- Lesley Brill at Wayne State University
- Access “John Huston’s Filmmaking” from publisher Cambridge University Press
- Purchase “John Huston’s Filmmaking” from Amazon in Paperback (US$39.99)
Our second special guest this month is Jason Taylor, who created and writes The Bogie Film Blog. It’s an invaluable source of information on Humphrey Bogart, so check it out.
Variety magazine from January 1949 listed the top box-office grossers of 1948. This is interesting just for historical purposes; the number one movie grossed $4.5 million that year, equivalent to about $45 million today. Key Largo came in 18th with $3.25 million.

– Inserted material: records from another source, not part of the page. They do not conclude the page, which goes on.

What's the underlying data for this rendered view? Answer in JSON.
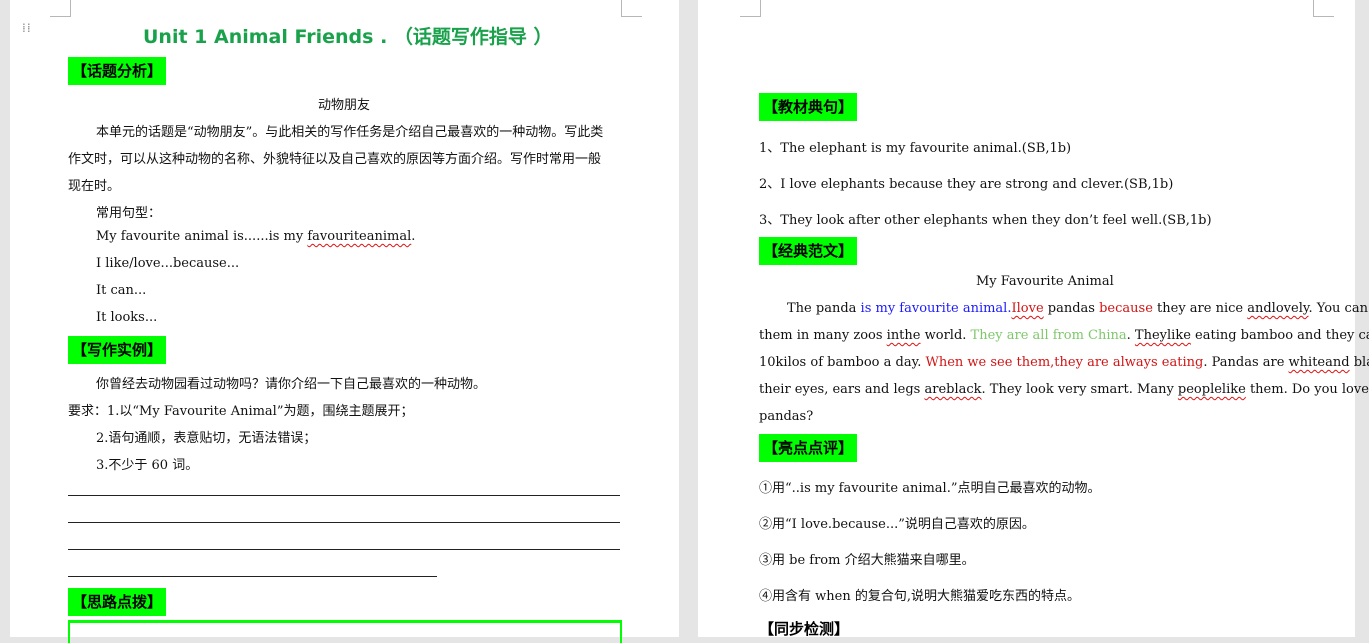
{
  "left": {
    "title": "Unit 1 Animal Friends .  （话题写作指导 ）",
    "h1": "【话题分析】",
    "topic_center": "动物朋友",
    "intro_p1": "本单元的话题是“动物朋友”。与此相关的写作任务是介绍自己最喜欢的一种动物。写此类",
    "intro_p2": "作文时，可以从这种动物的名称、外貌特征以及自己喜欢的原因等方面介绍。写作时常用一般",
    "intro_p3": "现在时。",
    "patterns_label": "常用句型：",
    "pattern1_a": "My favourite animal is......is my ",
    "pattern1_b": "favouriteanimal",
    "pattern1_c": ".",
    "pattern2": "I like/love...because...",
    "pattern3": "It can...",
    "pattern4": "It looks...",
    "h2": "【写作实例】",
    "task_q": "你曾经去动物园看过动物吗？请你介绍一下自己最喜欢的一种动物。",
    "req1": "要求：1.以“My Favourite Animal”为题，围绕主题展开；",
    "req2": "2.语句通顺，表意贴切，无语法错误；",
    "req3": "3.不少于 60 词。",
    "h3": "【思路点拨】"
  },
  "right": {
    "h1": "【教材典句】",
    "s1": "1、The elephant is my favourite animal.(SB,1b)",
    "s2": "2、I love elephants because they are strong and clever.(SB,1b)",
    "s3": "3、They look after other elephants when they don’t feel well.(SB,1b)",
    "h2": "【经典范文】",
    "essay_title": "My Favourite Animal",
    "e1_a": "The panda ",
    "e1_b": "is my favourite animal.",
    "e1_c": "Ilove",
    "e1_d": " pandas ",
    "e1_e": "because",
    "e1_f": " they are nice ",
    "e1_g": "andlovely",
    "e1_h": ". You can see",
    "e2_a": "them in many zoos ",
    "e2_b": "inthe",
    "e2_c": " world. ",
    "e2_d": "They are all from China",
    "e2_e": ". ",
    "e2_f": "Theylike",
    "e2_g": " eating bamboo and they can eat",
    "e3_a": "10kilos of bamboo a day. ",
    "e3_b": "When we see them,they are always eating",
    "e3_c": ". Pandas are ",
    "e3_d": "whiteand",
    "e3_e": " black and",
    "e4_a": "their eyes, ears and legs ",
    "e4_b": "areblack",
    "e4_c": ". They look very smart. Many ",
    "e4_d": "peoplelike",
    "e4_e": " them. Do you love",
    "e5": "pandas?",
    "h3": "【亮点点评】",
    "c1": "①用“..is my favourite animal.”点明自己最喜欢的动物。",
    "c2": "②用“I love.because...”说明自己喜欢的原因。",
    "c3": "③用 be from  介绍大熊猫来自哪里。",
    "c4": "④用含有 when 的复合句,说明大熊猫爱吃东西的特点。",
    "h4": "【同步检测】"
  },
  "colors": {
    "title": "#1aa14b",
    "highlight": "#00ff00",
    "blue": "#1a1aff",
    "red": "#d11414",
    "green": "#7ec86a"
  }
}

Hollywood’s Golden Age looks at, well, Hollywood’s “golden age” from 1930-1959, and has lots of great trivia about Key Largo and many other films from the period.
One of our favourite podcasts is Karina Longworth’s You Must Remember This. We’ve referenced it numerous times, including in this episode and in our Baby Jane episode. Check out their episode on The Blacklist, HUAC, and Humphrey Bogart’s very bad trip to Washington in 1947.
Den of Geek call Key Largo the “definitive post-war film”, and we couldn’t really disagree as far as American films go. Just as Bicycle Thieves in Italy captured the post-war depression of that European country, so does Key Largo capture the triumph of patriotism and the defeat of Communism.
Movie Diva looks at Key Largo in the context of not only the film, but Hollywood at the time and the careers of all of the film’s major players, including Huston, Bogart and Bacall. Worth a read.
“4’33 The Movie” is a 2012 edit of Key Largo set to ‘music’ by John Cage. This experiment by Cage looks at creating music with the atmosphere, wherever and whatever that may be. Key Largo is a sophisticated mix of sound and action, and when the dialogue is removed, as it is here, it takes on a sinister quality:
If you want to follow us on Letterboxd as well, we’re always logging and rating films we’ve been watching and occasionally Luke will do some pretty in-depth reviews, too.
Luke Kane: http://www.letterboxd.com/overbreakfast/
Cameron Crothers: http://www.letterboxd.com/crot00192/
Damien Heath: http://www.letterboxd.com/jedikaos/
Thanks for listening to the first season of Celluloid Junkies. We’ll see you next season with a debut episode discussing Dario Argento’s Italian giallo horror masterpiece “Suspiria”.